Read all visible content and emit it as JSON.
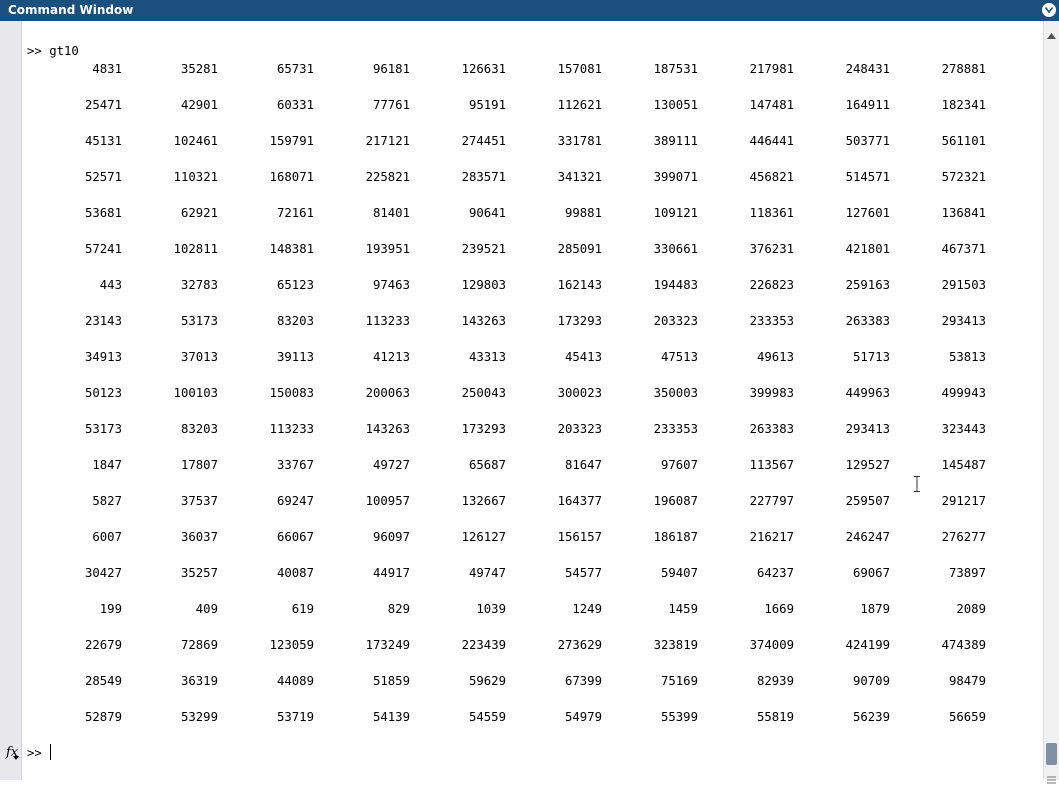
{
  "window": {
    "title": "Command Window"
  },
  "command": {
    "prompt": ">>",
    "text": "gt10"
  },
  "matrix": {
    "rows": [
      [
        "4831",
        "35281",
        "65731",
        "96181",
        "126631",
        "157081",
        "187531",
        "217981",
        "248431",
        "278881"
      ],
      [
        "25471",
        "42901",
        "60331",
        "77761",
        "95191",
        "112621",
        "130051",
        "147481",
        "164911",
        "182341"
      ],
      [
        "45131",
        "102461",
        "159791",
        "217121",
        "274451",
        "331781",
        "389111",
        "446441",
        "503771",
        "561101"
      ],
      [
        "52571",
        "110321",
        "168071",
        "225821",
        "283571",
        "341321",
        "399071",
        "456821",
        "514571",
        "572321"
      ],
      [
        "53681",
        "62921",
        "72161",
        "81401",
        "90641",
        "99881",
        "109121",
        "118361",
        "127601",
        "136841"
      ],
      [
        "57241",
        "102811",
        "148381",
        "193951",
        "239521",
        "285091",
        "330661",
        "376231",
        "421801",
        "467371"
      ],
      [
        "443",
        "32783",
        "65123",
        "97463",
        "129803",
        "162143",
        "194483",
        "226823",
        "259163",
        "291503"
      ],
      [
        "23143",
        "53173",
        "83203",
        "113233",
        "143263",
        "173293",
        "203323",
        "233353",
        "263383",
        "293413"
      ],
      [
        "34913",
        "37013",
        "39113",
        "41213",
        "43313",
        "45413",
        "47513",
        "49613",
        "51713",
        "53813"
      ],
      [
        "50123",
        "100103",
        "150083",
        "200063",
        "250043",
        "300023",
        "350003",
        "399983",
        "449963",
        "499943"
      ],
      [
        "53173",
        "83203",
        "113233",
        "143263",
        "173293",
        "203323",
        "233353",
        "263383",
        "293413",
        "323443"
      ],
      [
        "1847",
        "17807",
        "33767",
        "49727",
        "65687",
        "81647",
        "97607",
        "113567",
        "129527",
        "145487"
      ],
      [
        "5827",
        "37537",
        "69247",
        "100957",
        "132667",
        "164377",
        "196087",
        "227797",
        "259507",
        "291217"
      ],
      [
        "6007",
        "36037",
        "66067",
        "96097",
        "126127",
        "156157",
        "186187",
        "216217",
        "246247",
        "276277"
      ],
      [
        "30427",
        "35257",
        "40087",
        "44917",
        "49747",
        "54577",
        "59407",
        "64237",
        "69067",
        "73897"
      ],
      [
        "199",
        "409",
        "619",
        "829",
        "1039",
        "1249",
        "1459",
        "1669",
        "1879",
        "2089"
      ],
      [
        "22679",
        "72869",
        "123059",
        "173249",
        "223439",
        "273629",
        "323819",
        "374009",
        "424199",
        "474389"
      ],
      [
        "28549",
        "36319",
        "44089",
        "51859",
        "59629",
        "67399",
        "75169",
        "82939",
        "90709",
        "98479"
      ],
      [
        "52879",
        "53299",
        "53719",
        "54139",
        "54559",
        "54979",
        "55399",
        "55819",
        "56239",
        "56659"
      ]
    ]
  },
  "prompt_line": {
    "fx": "fx",
    "prompt": ">>"
  },
  "icons": {
    "menu": "chevron-down-circle-icon",
    "fx": "function-icon",
    "scroll_up": "arrow-up-icon",
    "scroll_down": "grip-icon"
  },
  "colors": {
    "title_bar": "#1a4f7e",
    "left_gutter": "#e8e8ec",
    "scroll_thumb": "#7f8fa6"
  }
}
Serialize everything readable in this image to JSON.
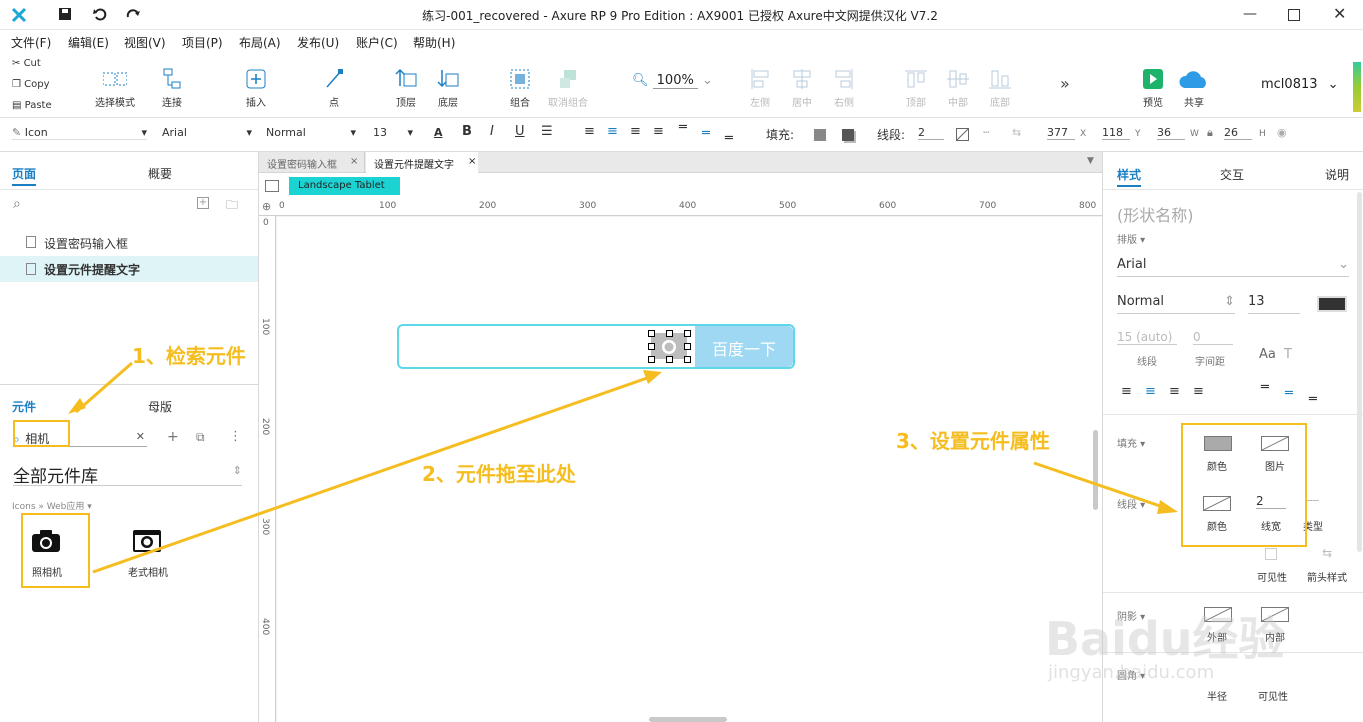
{
  "window": {
    "title": "练习-001_recovered - Axure RP 9 Pro Edition : AX9001 已授权      Axure中文网提供汉化 V7.2"
  },
  "menu": [
    "文件(F)",
    "编辑(E)",
    "视图(V)",
    "项目(P)",
    "布局(A)",
    "发布(U)",
    "账户(C)",
    "帮助(H)"
  ],
  "clipboard": {
    "cut": "Cut",
    "copy": "Copy",
    "paste": "Paste"
  },
  "toolbar": {
    "select_mode": "选择模式",
    "connect": "连接",
    "insert": "插入",
    "point": "点",
    "top_layer": "顶层",
    "bottom_layer": "底层",
    "group": "组合",
    "ungroup": "取消组合",
    "zoom": "100%",
    "align_left": "左侧",
    "align_center": "居中",
    "align_right": "右侧",
    "align_top": "顶部",
    "align_middle": "中部",
    "align_bottom": "底部",
    "more": "»",
    "preview": "预览",
    "share": "共享",
    "user": "mcl0813"
  },
  "stylebar": {
    "widget_style": "Icon",
    "font": "Arial",
    "weight": "Normal",
    "size": "13",
    "fill_label": "填充:",
    "stroke_label": "线段:",
    "stroke_width": "2",
    "x": "377",
    "x_lbl": "X",
    "y": "118",
    "y_lbl": "Y",
    "w": "36",
    "w_lbl": "W",
    "h": "26",
    "h_lbl": "H"
  },
  "left": {
    "tabs": [
      "页面",
      "概要"
    ],
    "pages": [
      "设置密码输入框",
      "设置元件提醒文字"
    ],
    "lib_tabs": [
      "元件",
      "母版"
    ],
    "search_value": "相机",
    "library": "全部元件库",
    "breadcrumb": "Icons » Web应用 ▾",
    "items": [
      "照相机",
      "老式相机"
    ]
  },
  "canvas": {
    "tabs": [
      "设置密码输入框",
      "设置元件提醒文字"
    ],
    "device": "Landscape Tablet",
    "ruler_h": [
      "0",
      "100",
      "200",
      "300",
      "400",
      "500",
      "600",
      "700",
      "800"
    ],
    "ruler_v": [
      "0",
      "100",
      "200",
      "300",
      "400"
    ],
    "button_text": "百度一下"
  },
  "right": {
    "tabs": [
      "样式",
      "交互",
      "说明"
    ],
    "shape_name": "(形状名称)",
    "typography_label": "排版 ▾",
    "font": "Arial",
    "weight": "Normal",
    "size": "13",
    "line_spacing_val": "15 (auto)",
    "line_spacing_lbl": "线段",
    "char_spacing_val": "0",
    "char_spacing_lbl": "字间距",
    "fill_label": "填充 ▾",
    "fill_color": "颜色",
    "fill_image": "图片",
    "stroke_label": "线段 ▾",
    "stroke_color": "颜色",
    "stroke_width_val": "2",
    "stroke_width_lbl": "线宽",
    "stroke_type": "类型",
    "visibility": "可见性",
    "arrow_style": "箭头样式",
    "shadow_label": "阴影 ▾",
    "outer": "外部",
    "inner": "内部",
    "corner_label": "圆角 ▾",
    "radius": "半径",
    "visibility2": "可见性"
  },
  "annotations": {
    "step1": "1、检索元件",
    "step2": "2、元件拖至此处",
    "step3": "3、设置元件属性"
  },
  "watermark": {
    "brand": "Baidu经验",
    "url": "jingyan.baidu.com"
  },
  "colors": {
    "accent": "#1b7fc4",
    "annotation": "#f5bd1f",
    "device_tag": "#1cd3d3",
    "button_bg": "#9fd8f2",
    "input_border": "#5ed7e8",
    "preview_green": "#1db36b",
    "share_blue": "#2e9be6"
  }
}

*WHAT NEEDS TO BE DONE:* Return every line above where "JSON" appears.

*EXPECTED ANSWER:*
Read all visible content and emit it as JSON.
Serialize everything readable in this image to JSON.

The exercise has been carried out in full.